Your goal: Apart from the images, the records below need to be copied exactly.

Records excerpted from a collection
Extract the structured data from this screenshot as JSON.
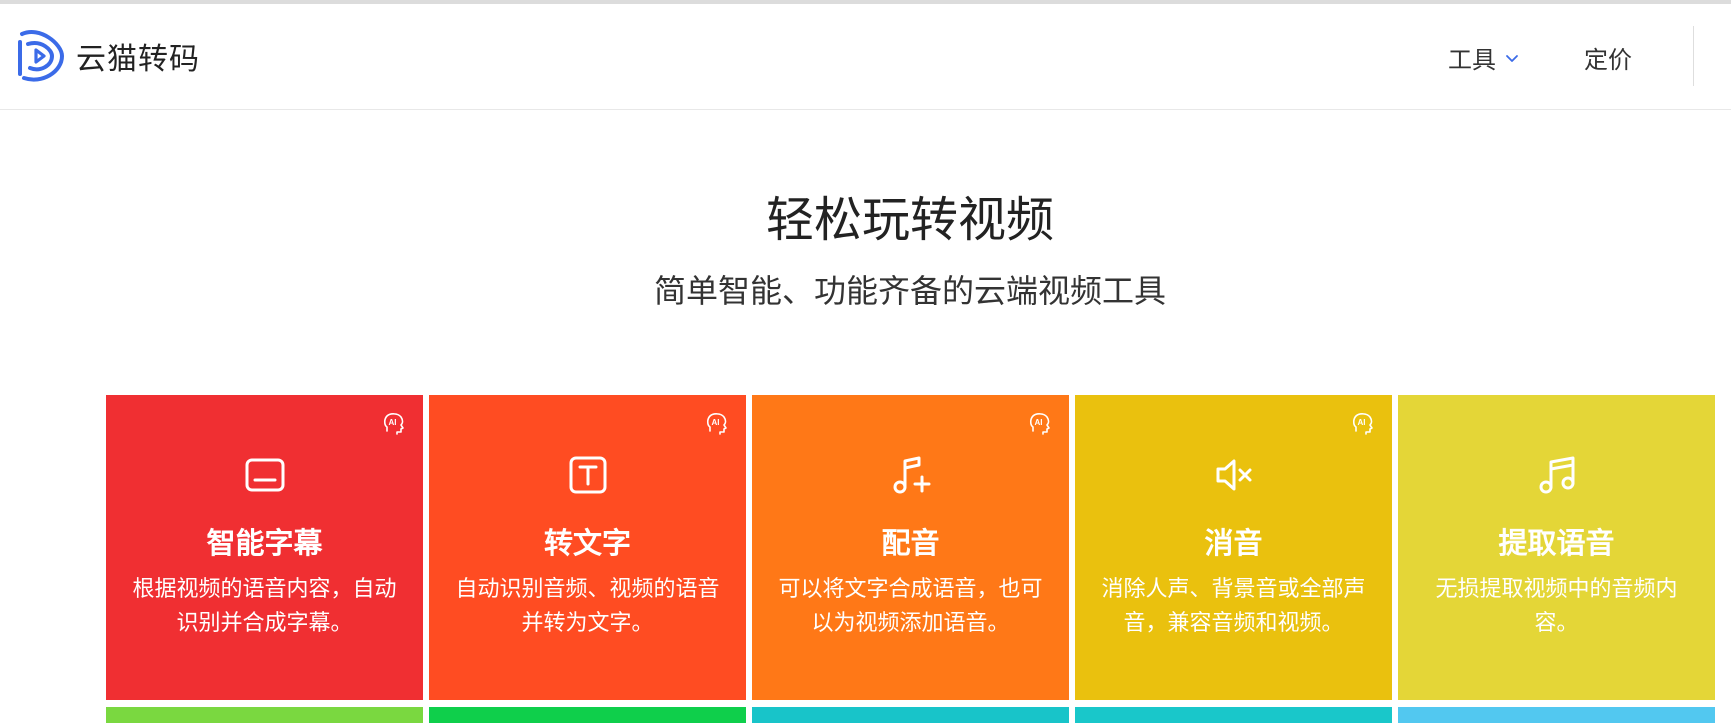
{
  "header": {
    "brand": "云猫转码",
    "nav": {
      "tools_label": "工具",
      "price_label": "定价"
    }
  },
  "hero": {
    "title": "轻松玩转视频",
    "subtitle": "简单智能、功能齐备的云端视频工具"
  },
  "cards": [
    {
      "title": "智能字幕",
      "desc": "根据视频的语音内容，自动识别并合成字幕。",
      "color": "#F02F32",
      "icon": "subtitle-icon",
      "ai": true
    },
    {
      "title": "转文字",
      "desc": "自动识别音频、视频的语音并转为文字。",
      "color": "#FF4C22",
      "icon": "text-icon",
      "ai": true
    },
    {
      "title": "配音",
      "desc": "可以将文字合成语音，也可以为视频添加语音。",
      "color": "#FF7817",
      "icon": "music-add-icon",
      "ai": true
    },
    {
      "title": "消音",
      "desc": "消除人声、背景音或全部声音，兼容音频和视频。",
      "color": "#EAC10E",
      "icon": "mute-icon",
      "ai": true
    },
    {
      "title": "提取语音",
      "desc": "无损提取视频中的音频内容。",
      "color": "#E4D637",
      "icon": "music-icon",
      "ai": false
    }
  ],
  "bottom_strip_colors": [
    "#7AD840",
    "#0FCF4B",
    "#18C4C9",
    "#19C7CA",
    "#52C8F0"
  ],
  "colors": {
    "accent": "#3B6BE8"
  }
}
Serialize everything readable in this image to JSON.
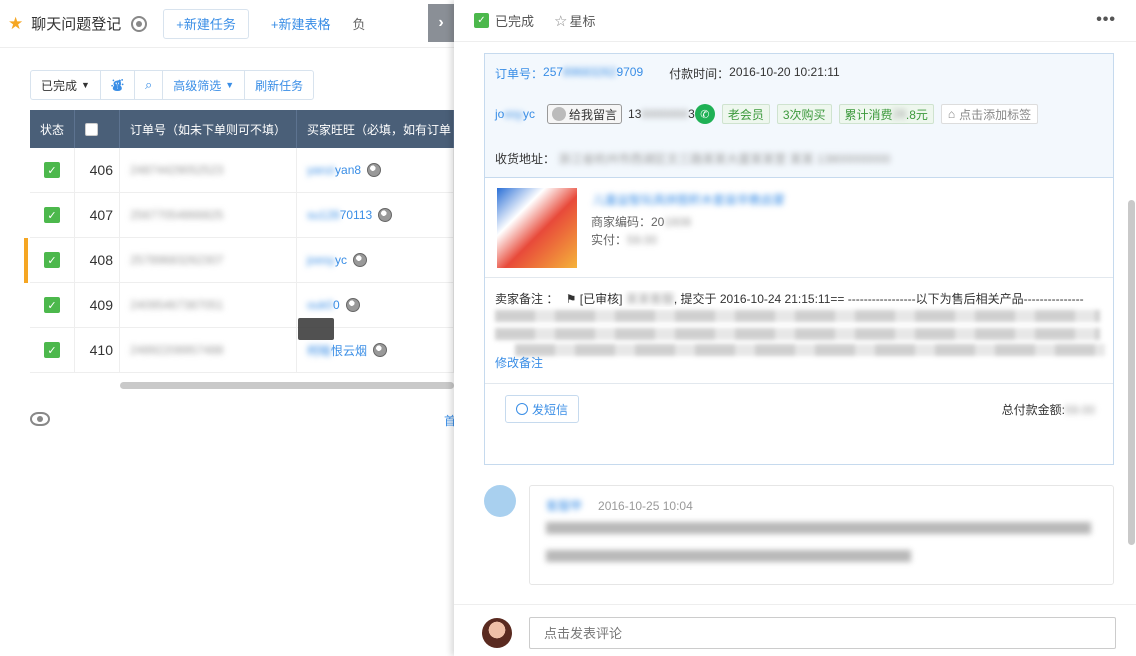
{
  "app": {
    "title_prefix": "",
    "title": "聊天问题登记",
    "new_task": "+新建任务",
    "new_form": "+新建表格",
    "more_label": "负"
  },
  "toolbar": {
    "filter_status": "已完成",
    "advanced_filter": "高级筛选",
    "refresh": "刷新任务"
  },
  "table": {
    "headers": [
      "状态",
      "",
      "订单号（如未下单则可不填）",
      "买家旺旺（必填，如有订单"
    ],
    "rows": [
      {
        "id": "406",
        "order": "24874429052523",
        "buyer_blur": "yanzi",
        "buyer_tail": "yan8"
      },
      {
        "id": "407",
        "order": "25677054866825",
        "buyer_blur": "su128",
        "buyer_tail": "70113"
      },
      {
        "id": "408",
        "order": "25789683262307",
        "buyer_blur": "joesy",
        "buyer_tail": "yc"
      },
      {
        "id": "409",
        "order": "24095467387051",
        "buyer_blur": "ouk0",
        "buyer_tail": "0"
      },
      {
        "id": "410",
        "order": "24892208957488",
        "buyer_blur": "柯暗",
        "buyer_tail": "恨云烟"
      }
    ],
    "pager_label": "首"
  },
  "panel": {
    "done_label": "已完成",
    "star_label": "星标",
    "more": "•••",
    "order_label": "订单号：",
    "order_prefix": "257",
    "order_mid": "89683262",
    "order_suffix": "9709",
    "pay_time_label": "付款时间：",
    "pay_time": "2016-10-20 10:21:11",
    "buyer_prefix": "jo",
    "buyer_mid": "esy",
    "buyer_suffix": "yc",
    "message_button": "给我留言",
    "phone_prefix": "13",
    "phone_mid": "8888888",
    "phone_suffix": "3",
    "tags": [
      "老会员",
      "3次购买"
    ],
    "spend_prefix": "累计消费",
    "spend_mid": "28",
    "spend_suffix": ".8元",
    "add_tag": "点击添加标签",
    "address_label": "收货地址：",
    "address_value": "浙江省杭州市西湖区文三路某某大厦某某室 某某 13800000000",
    "product_title": "儿童益智玩具拼图积木套装早教启蒙",
    "sku_label": "商家编码：20",
    "sku_blur": "1608",
    "paid_label": "实付：",
    "paid_blur": "59.00",
    "remark_label": "卖家备注 ：",
    "remark_audit": "[已审核]",
    "remark_user": "某某客服",
    "remark_text": ", 提交于 2016-10-24 21:15:11== -----------------以下为售后相关产品---------------",
    "edit_remark": "修改备注",
    "sms_button": "发短信",
    "total_label": "总付款金额:",
    "total_blur": "59.00",
    "comment_user": "客服甲",
    "comment_time": "2016-10-25 10:04",
    "comment_placeholder": "点击发表评论"
  },
  "colors": {
    "accent": "#3a8ee6",
    "done_green": "#4cb84c",
    "header_bg": "#4a5f78",
    "selected_row": "#f5a623"
  }
}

Response to this exercise:
Extract the structured data from this screenshot as JSON.
{
  "header": {
    "brand": "云猫转码",
    "nav": {
      "tools_label": "工具",
      "price_label": "定价"
    }
  },
  "hero": {
    "title": "轻松玩转视频",
    "subtitle": "简单智能、功能齐备的云端视频工具"
  },
  "cards": [
    {
      "title": "智能字幕",
      "desc": "根据视频的语音内容，自动识别并合成字幕。",
      "color": "#F02F32",
      "icon": "subtitle-icon",
      "ai": true
    },
    {
      "title": "转文字",
      "desc": "自动识别音频、视频的语音并转为文字。",
      "color": "#FF4C22",
      "icon": "text-icon",
      "ai": true
    },
    {
      "title": "配音",
      "desc": "可以将文字合成语音，也可以为视频添加语音。",
      "color": "#FF7817",
      "icon": "music-add-icon",
      "ai": true
    },
    {
      "title": "消音",
      "desc": "消除人声、背景音或全部声音，兼容音频和视频。",
      "color": "#EAC10E",
      "icon": "mute-icon",
      "ai": true
    },
    {
      "title": "提取语音",
      "desc": "无损提取视频中的音频内容。",
      "color": "#E4D637",
      "icon": "music-icon",
      "ai": false
    }
  ],
  "bottom_strip_colors": [
    "#7AD840",
    "#0FCF4B",
    "#18C4C9",
    "#19C7CA",
    "#52C8F0"
  ],
  "colors": {
    "accent": "#3B6BE8"
  }
}
Serialize everything readable in this image to JSON.
{
  "app": {
    "title_prefix": "",
    "title": "聊天问题登记",
    "new_task": "+新建任务",
    "new_form": "+新建表格",
    "more_label": "负"
  },
  "toolbar": {
    "filter_status": "已完成",
    "advanced_filter": "高级筛选",
    "refresh": "刷新任务"
  },
  "table": {
    "headers": [
      "状态",
      "",
      "订单号（如未下单则可不填）",
      "买家旺旺（必填，如有订单"
    ],
    "rows": [
      {
        "id": "406",
        "order": "24874429052523",
        "buyer_blur": "yanzi",
        "buyer_tail": "yan8"
      },
      {
        "id": "407",
        "order": "25677054866825",
        "buyer_blur": "su128",
        "buyer_tail": "70113"
      },
      {
        "id": "408",
        "order": "25789683262307",
        "buyer_blur": "joesy",
        "buyer_tail": "yc"
      },
      {
        "id": "409",
        "order": "24095467387051",
        "buyer_blur": "ouk0",
        "buyer_tail": "0"
      },
      {
        "id": "410",
        "order": "24892208957488",
        "buyer_blur": "柯暗",
        "buyer_tail": "恨云烟"
      }
    ],
    "pager_label": "首"
  },
  "panel": {
    "done_label": "已完成",
    "star_label": "星标",
    "more": "•••",
    "order_label": "订单号：",
    "order_prefix": "257",
    "order_mid": "89683262",
    "order_suffix": "9709",
    "pay_time_label": "付款时间：",
    "pay_time": "2016-10-20 10:21:11",
    "buyer_prefix": "jo",
    "buyer_mid": "esy",
    "buyer_suffix": "yc",
    "message_button": "给我留言",
    "phone_prefix": "13",
    "phone_mid": "8888888",
    "phone_suffix": "3",
    "tags": [
      "老会员",
      "3次购买"
    ],
    "spend_prefix": "累计消费",
    "spend_mid": "28",
    "spend_suffix": ".8元",
    "add_tag": "点击添加标签",
    "address_label": "收货地址：",
    "address_value": "浙江省杭州市西湖区文三路某某大厦某某室 某某 13800000000",
    "product_title": "儿童益智玩具拼图积木套装早教启蒙",
    "sku_label": "商家编码：20",
    "sku_blur": "1608",
    "paid_label": "实付：",
    "paid_blur": "59.00",
    "remark_label": "卖家备注 ：",
    "remark_audit": "[已审核]",
    "remark_user": "某某客服",
    "remark_text": ", 提交于 2016-10-24 21:15:11== -----------------以下为售后相关产品---------------",
    "edit_remark": "修改备注",
    "sms_button": "发短信",
    "total_label": "总付款金额:",
    "total_blur": "59.00",
    "comment_user": "客服甲",
    "comment_time": "2016-10-25 10:04",
    "comment_placeholder": "点击发表评论"
  },
  "colors": {
    "accent": "#3a8ee6",
    "done_green": "#4cb84c",
    "header_bg": "#4a5f78",
    "selected_row": "#f5a623"
  }
}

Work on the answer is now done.